• **To do**:
Would you repeat each of the lines below exactly?

╭─ Extracted material

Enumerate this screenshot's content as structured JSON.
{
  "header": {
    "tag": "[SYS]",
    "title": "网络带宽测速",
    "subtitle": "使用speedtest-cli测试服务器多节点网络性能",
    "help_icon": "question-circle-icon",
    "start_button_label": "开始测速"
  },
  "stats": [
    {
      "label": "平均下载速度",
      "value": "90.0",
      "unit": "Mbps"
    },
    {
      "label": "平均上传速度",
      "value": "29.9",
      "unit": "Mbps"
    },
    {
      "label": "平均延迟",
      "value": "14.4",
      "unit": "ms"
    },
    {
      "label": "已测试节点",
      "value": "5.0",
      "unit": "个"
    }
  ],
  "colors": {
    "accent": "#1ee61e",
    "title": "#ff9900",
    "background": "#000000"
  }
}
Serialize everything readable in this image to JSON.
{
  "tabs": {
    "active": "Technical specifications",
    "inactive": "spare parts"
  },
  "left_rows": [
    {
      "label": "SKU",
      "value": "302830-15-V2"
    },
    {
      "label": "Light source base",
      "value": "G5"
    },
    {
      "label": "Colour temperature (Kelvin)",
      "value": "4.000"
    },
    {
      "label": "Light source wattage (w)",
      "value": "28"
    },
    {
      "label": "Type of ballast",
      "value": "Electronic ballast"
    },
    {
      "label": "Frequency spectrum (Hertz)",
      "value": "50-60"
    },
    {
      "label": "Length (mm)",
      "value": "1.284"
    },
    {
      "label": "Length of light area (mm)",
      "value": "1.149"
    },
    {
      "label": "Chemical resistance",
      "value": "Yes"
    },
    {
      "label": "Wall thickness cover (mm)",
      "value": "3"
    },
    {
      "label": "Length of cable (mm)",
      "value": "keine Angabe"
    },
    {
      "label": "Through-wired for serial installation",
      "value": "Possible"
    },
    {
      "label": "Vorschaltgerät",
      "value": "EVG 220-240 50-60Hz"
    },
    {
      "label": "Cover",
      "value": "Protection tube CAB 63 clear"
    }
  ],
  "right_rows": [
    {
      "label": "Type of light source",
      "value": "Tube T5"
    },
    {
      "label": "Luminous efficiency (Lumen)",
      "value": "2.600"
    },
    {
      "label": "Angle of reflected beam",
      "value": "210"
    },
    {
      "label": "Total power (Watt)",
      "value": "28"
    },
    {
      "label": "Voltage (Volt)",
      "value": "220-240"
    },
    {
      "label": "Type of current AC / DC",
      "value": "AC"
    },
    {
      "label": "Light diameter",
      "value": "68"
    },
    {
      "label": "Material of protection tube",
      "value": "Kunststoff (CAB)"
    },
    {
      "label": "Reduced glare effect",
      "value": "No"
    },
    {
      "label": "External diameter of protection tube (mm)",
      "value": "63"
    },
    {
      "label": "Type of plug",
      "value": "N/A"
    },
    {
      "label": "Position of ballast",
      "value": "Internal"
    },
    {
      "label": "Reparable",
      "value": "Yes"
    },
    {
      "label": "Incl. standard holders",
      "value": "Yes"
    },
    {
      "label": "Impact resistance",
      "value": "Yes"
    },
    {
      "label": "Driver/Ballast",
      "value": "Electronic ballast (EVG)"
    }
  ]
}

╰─

• **Response to the exercise**:
Enumerate this screenshot's content as structured JSON.
{
  "header": {
    "tag": "[SYS]",
    "title": "网络带宽测速",
    "subtitle": "使用speedtest-cli测试服务器多节点网络性能",
    "help_icon": "question-circle-icon",
    "start_button_label": "开始测速"
  },
  "stats": [
    {
      "label": "平均下载速度",
      "value": "90.0",
      "unit": "Mbps"
    },
    {
      "label": "平均上传速度",
      "value": "29.9",
      "unit": "Mbps"
    },
    {
      "label": "平均延迟",
      "value": "14.4",
      "unit": "ms"
    },
    {
      "label": "已测试节点",
      "value": "5.0",
      "unit": "个"
    }
  ],
  "colors": {
    "accent": "#1ee61e",
    "title": "#ff9900",
    "background": "#000000"
  }
}
Serialize everything readable in this image to JSON.
{
  "tabs": {
    "active": "Technical specifications",
    "inactive": "spare parts"
  },
  "left_rows": [
    {
      "label": "SKU",
      "value": "302830-15-V2"
    },
    {
      "label": "Light source base",
      "value": "G5"
    },
    {
      "label": "Colour temperature (Kelvin)",
      "value": "4.000"
    },
    {
      "label": "Light source wattage (w)",
      "value": "28"
    },
    {
      "label": "Type of ballast",
      "value": "Electronic ballast"
    },
    {
      "label": "Frequency spectrum (Hertz)",
      "value": "50-60"
    },
    {
      "label": "Length (mm)",
      "value": "1.284"
    },
    {
      "label": "Length of light area (mm)",
      "value": "1.149"
    },
    {
      "label": "Chemical resistance",
      "value": "Yes"
    },
    {
      "label": "Wall thickness cover (mm)",
      "value": "3"
    },
    {
      "label": "Length of cable (mm)",
      "value": "keine Angabe"
    },
    {
      "label": "Through-wired for serial installation",
      "value": "Possible"
    },
    {
      "label": "Vorschaltgerät",
      "value": "EVG 220-240 50-60Hz"
    },
    {
      "label": "Cover",
      "value": "Protection tube CAB 63 clear"
    }
  ],
  "right_rows": [
    {
      "label": "Type of light source",
      "value": "Tube T5"
    },
    {
      "label": "Luminous efficiency (Lumen)",
      "value": "2.600"
    },
    {
      "label": "Angle of reflected beam",
      "value": "210"
    },
    {
      "label": "Total power (Watt)",
      "value": "28"
    },
    {
      "label": "Voltage (Volt)",
      "value": "220-240"
    },
    {
      "label": "Type of current AC / DC",
      "value": "AC"
    },
    {
      "label": "Light diameter",
      "value": "68"
    },
    {
      "label": "Material of protection tube",
      "value": "Kunststoff (CAB)"
    },
    {
      "label": "Reduced glare effect",
      "value": "No"
    },
    {
      "label": "External diameter of protection tube (mm)",
      "value": "63"
    },
    {
      "label": "Type of plug",
      "value": "N/A"
    },
    {
      "label": "Position of ballast",
      "value": "Internal"
    },
    {
      "label": "Reparable",
      "value": "Yes"
    },
    {
      "label": "Incl. standard holders",
      "value": "Yes"
    },
    {
      "label": "Impact resistance",
      "value": "Yes"
    },
    {
      "label": "Driver/Ballast",
      "value": "Electronic ballast (EVG)"
    }
  ]
}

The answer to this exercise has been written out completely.